A most respected teacher and mentor for forty
years, Henry Gilpin continues to impact the
world of photography with every image he makes
and student he teaches. Henry isn't changing
photography's direction but is substantiating
and clarifying it with his mastery of the technical
and aesthetic issues. He peels back the layers
of the day's ever-present noise and distractions
to show us what is truly there. With almost
an uncanny awareness of what's to come or happen
in front of the camera, Henry constructs balanced
compositions that would seem to take hours to
arrange yet, they are 'captured moments.' A
quiet, humble and complex individual with monumental
gifts freely shared to all.
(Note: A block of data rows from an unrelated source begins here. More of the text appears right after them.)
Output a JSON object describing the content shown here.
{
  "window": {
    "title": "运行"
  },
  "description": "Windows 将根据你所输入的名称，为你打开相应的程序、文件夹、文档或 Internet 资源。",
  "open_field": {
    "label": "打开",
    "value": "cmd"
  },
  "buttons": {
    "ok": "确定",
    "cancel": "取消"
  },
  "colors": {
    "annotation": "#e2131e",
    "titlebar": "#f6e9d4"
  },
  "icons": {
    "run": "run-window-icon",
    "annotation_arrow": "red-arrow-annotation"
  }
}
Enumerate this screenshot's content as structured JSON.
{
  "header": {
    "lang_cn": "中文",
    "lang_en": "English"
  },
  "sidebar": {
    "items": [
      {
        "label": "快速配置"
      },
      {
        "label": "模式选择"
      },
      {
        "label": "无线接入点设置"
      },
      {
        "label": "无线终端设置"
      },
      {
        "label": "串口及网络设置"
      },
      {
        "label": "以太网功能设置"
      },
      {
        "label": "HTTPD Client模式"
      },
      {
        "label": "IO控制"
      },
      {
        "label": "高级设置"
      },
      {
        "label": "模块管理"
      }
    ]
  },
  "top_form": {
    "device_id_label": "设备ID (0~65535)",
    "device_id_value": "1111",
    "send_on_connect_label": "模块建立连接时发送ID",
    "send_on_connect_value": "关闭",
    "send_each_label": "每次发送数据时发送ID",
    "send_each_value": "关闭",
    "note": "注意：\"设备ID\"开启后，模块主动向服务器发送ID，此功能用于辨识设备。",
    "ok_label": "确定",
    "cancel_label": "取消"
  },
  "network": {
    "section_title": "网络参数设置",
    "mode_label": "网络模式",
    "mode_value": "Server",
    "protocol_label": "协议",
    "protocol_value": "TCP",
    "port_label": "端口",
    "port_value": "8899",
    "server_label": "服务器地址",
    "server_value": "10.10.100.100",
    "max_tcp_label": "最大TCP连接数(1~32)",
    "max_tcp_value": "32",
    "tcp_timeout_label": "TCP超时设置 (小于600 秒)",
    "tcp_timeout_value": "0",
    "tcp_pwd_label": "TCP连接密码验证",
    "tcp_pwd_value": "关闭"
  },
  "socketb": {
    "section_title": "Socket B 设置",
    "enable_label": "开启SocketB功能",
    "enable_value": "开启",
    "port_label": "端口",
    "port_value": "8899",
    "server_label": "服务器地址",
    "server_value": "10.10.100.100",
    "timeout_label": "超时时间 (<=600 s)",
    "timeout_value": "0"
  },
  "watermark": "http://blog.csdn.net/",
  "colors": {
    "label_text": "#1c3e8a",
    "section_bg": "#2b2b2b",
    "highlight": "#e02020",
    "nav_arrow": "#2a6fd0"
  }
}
Henry Gilpin began his photographic life in
Yosemite in 1959. He says it began as he held
the work of Paul Strand, Walker Evans, Edward
Weston, Ansel Adams and other early masters.
This was his introduction to all that a fine
photographic print could be!
Henry Gilpin has taught photography to students
at Monterey Peninsula College since 1963. A
background in engineering probably helped Gilpin's
understanding of the technical process of photography,
an area that Ansel Adams mastered, and Henry
Gilpin soon began teaching.
Gilpin's motto for his students is: Do it right,
do it yourself, and use the Zone System. Although
Gilpin personally chose to remain with his first
love of the full-tonal-range silver print, he
encourages his students to learn the new tools
of photography, the digital tools.
Gilpin enjoys making landscapes and abstracts
mostly. [He refers to abstracts as designs].
He also prefers to work with black-and-white
film. He uses a 2 1/4" x 2 1/4" or
5" x 7" format camera.
Aside from his college teaching career, he
has been instructor for many workshops over
the years, including Ansel Adams workshops in
Yosemite; the Friends of Photography; Owens
Valley Workshops; John Sexton Workshops; University
of California, Santa Cruz workshop; and the
University of Alaska.
Henry Gilpin's work has been collected and
exhibited internationally. He lives with his
wife, Doris, on the Monterey Peninsula.